When the series was shown in the U.S.A. things got out of hand. The number of letters quadrupled, and some of them were rather dotty.

When I arrived in Georgetown to stay with my old friends David and Margie Finley, Carter Brown, the Director of the Gallery [National Gallery at Washington], rang me to say ‘For God’s sake don’t go in through the front door. You’ll be mobbed’. I went in by the back door and down a long underground corridor to a press conference. After it was over I was led back along the same corridor so that I might walk the whole length of the Gallery upstairs. It was the most terrible experience in my life. All the galleries were crammed full of people who stood up and roared at me, waving their hands and stretching them out towards me.

I then went downstairs and retired to the ‘gents’, where I burst into tears. I sobbed and howled for a quarter of an hour. I suppose politicians quite enjoy this kind of experience, and don’t get it often enough. The Saints certainly enjoyed it, but saints are very tough eggs. To me it was utterly humiliating. It simply made me feel a hoax. I came up to lunch with red eyes, and tried to put the experience out of my mind. But, as the reader will have realised, it would not let go, and has not gone. And I record it because I must be one of the few ordinary, normal men on whom this kind of experience has been inflicted. The Finleys drove me home in silence. They felt as embarrassed as I did.

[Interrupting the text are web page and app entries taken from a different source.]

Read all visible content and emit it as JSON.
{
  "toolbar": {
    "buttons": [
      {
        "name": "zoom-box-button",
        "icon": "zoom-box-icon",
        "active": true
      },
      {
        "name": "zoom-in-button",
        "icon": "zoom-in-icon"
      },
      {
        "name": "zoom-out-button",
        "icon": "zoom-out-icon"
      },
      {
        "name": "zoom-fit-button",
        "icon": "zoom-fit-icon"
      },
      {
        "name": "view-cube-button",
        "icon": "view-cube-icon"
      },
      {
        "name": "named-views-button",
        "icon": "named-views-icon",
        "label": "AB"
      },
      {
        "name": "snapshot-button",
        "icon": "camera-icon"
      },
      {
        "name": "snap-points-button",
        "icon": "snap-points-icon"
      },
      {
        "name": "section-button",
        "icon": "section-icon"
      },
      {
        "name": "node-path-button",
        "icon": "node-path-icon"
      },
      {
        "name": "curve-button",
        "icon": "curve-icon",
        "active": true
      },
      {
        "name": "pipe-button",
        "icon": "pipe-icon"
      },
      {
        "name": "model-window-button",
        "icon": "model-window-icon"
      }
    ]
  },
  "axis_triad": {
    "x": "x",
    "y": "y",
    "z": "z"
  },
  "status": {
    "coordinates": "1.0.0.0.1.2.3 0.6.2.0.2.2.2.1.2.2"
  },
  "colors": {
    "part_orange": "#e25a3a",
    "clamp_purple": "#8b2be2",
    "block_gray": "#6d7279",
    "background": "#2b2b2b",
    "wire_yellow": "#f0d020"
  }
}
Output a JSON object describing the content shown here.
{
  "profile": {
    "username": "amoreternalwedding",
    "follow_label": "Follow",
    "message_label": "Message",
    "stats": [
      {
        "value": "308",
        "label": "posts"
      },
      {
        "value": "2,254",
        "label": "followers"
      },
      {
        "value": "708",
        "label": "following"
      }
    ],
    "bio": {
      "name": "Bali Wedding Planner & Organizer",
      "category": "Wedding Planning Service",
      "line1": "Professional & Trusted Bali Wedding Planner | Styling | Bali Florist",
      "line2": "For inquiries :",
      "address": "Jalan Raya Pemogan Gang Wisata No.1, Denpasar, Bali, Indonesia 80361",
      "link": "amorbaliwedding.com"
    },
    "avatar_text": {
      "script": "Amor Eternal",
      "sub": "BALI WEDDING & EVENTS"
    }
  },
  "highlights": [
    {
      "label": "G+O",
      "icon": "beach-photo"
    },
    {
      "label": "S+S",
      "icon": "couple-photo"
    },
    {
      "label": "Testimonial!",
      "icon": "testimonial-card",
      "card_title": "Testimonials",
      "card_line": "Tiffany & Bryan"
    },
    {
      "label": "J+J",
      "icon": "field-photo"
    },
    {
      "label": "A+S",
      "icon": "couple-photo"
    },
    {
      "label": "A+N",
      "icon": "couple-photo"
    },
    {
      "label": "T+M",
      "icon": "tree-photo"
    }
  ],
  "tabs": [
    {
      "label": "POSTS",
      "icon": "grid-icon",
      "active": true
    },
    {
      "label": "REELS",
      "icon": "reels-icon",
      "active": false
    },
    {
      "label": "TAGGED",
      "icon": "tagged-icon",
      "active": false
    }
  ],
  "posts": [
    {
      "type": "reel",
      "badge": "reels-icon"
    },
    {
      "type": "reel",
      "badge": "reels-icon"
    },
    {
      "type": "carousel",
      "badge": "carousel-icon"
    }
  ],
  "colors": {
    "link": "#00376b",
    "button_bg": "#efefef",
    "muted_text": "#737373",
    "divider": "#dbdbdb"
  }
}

Speech on receiving the National Gallery of Art medal

When I tried to read the great German philosophers, I turned over the pages of Kant and Hegel, and I couldn’t make head or tail of them. I felt absolutely frustrated and humiliated, but I had to go until I thought I understood something, and at least acquired a new mental process.

Now although I believe that this part of education is the most important part, it has a great defect. One may achieve intellectual discipline, but one doesn’t remember a single thing that one learnt in that way, because one doesn’t absorb it. I can’t translate the simplest Latin inscription, and if you ask me what Kant’s Critique of Pure Reason is about I couldn’t tell you.

Education has another aspect—what you learn through delight. It is by falling in love with a subject, a period, a style, an individual hero, that one absorbs something so that it becomes a part of one’s living tissue, and one never forgets it. ‘Give all to love,’ your great underrated poet said. It’s true of education as well of life. And the first advice I would give to any young person is, when you fall in love with Roman baroque or with the essays of Montaigne or with whatever it may be, give up everything to study that one, all-absorbing theme of the moment, because your mind is in a plastic condition. A plastic period usually takes place between the ages of about fifteen to the age of twenty-two; and anyone who is learning at that moment will never forget what he has learnt. Read and read, look and look; you will never be able to do it so intensely again. I often wonder if in the last fifty years of grubbing away and reading in galleries and libraries I’ve learned anything compared to what came to me in those plastic moments.

My goodness, if people really began to be sceptical and use their minds, in order to see through cant and humbug and after self-serving lies, advertisers and public relations men and a number of politicians, and even a few favourable philosophers, would be out of business. And the way that education does this is not only by training people to use their minds, but by teaching them history. When you read history you learn that people in the past were just as clever as we are, in fact at some periods they were a good deal cleverer.

I would like to think that these programmes have done two things: they have made people feel that they are part of a great human achievement, and be proud of it, and they have made them feel humble in thinking of the great men of the past.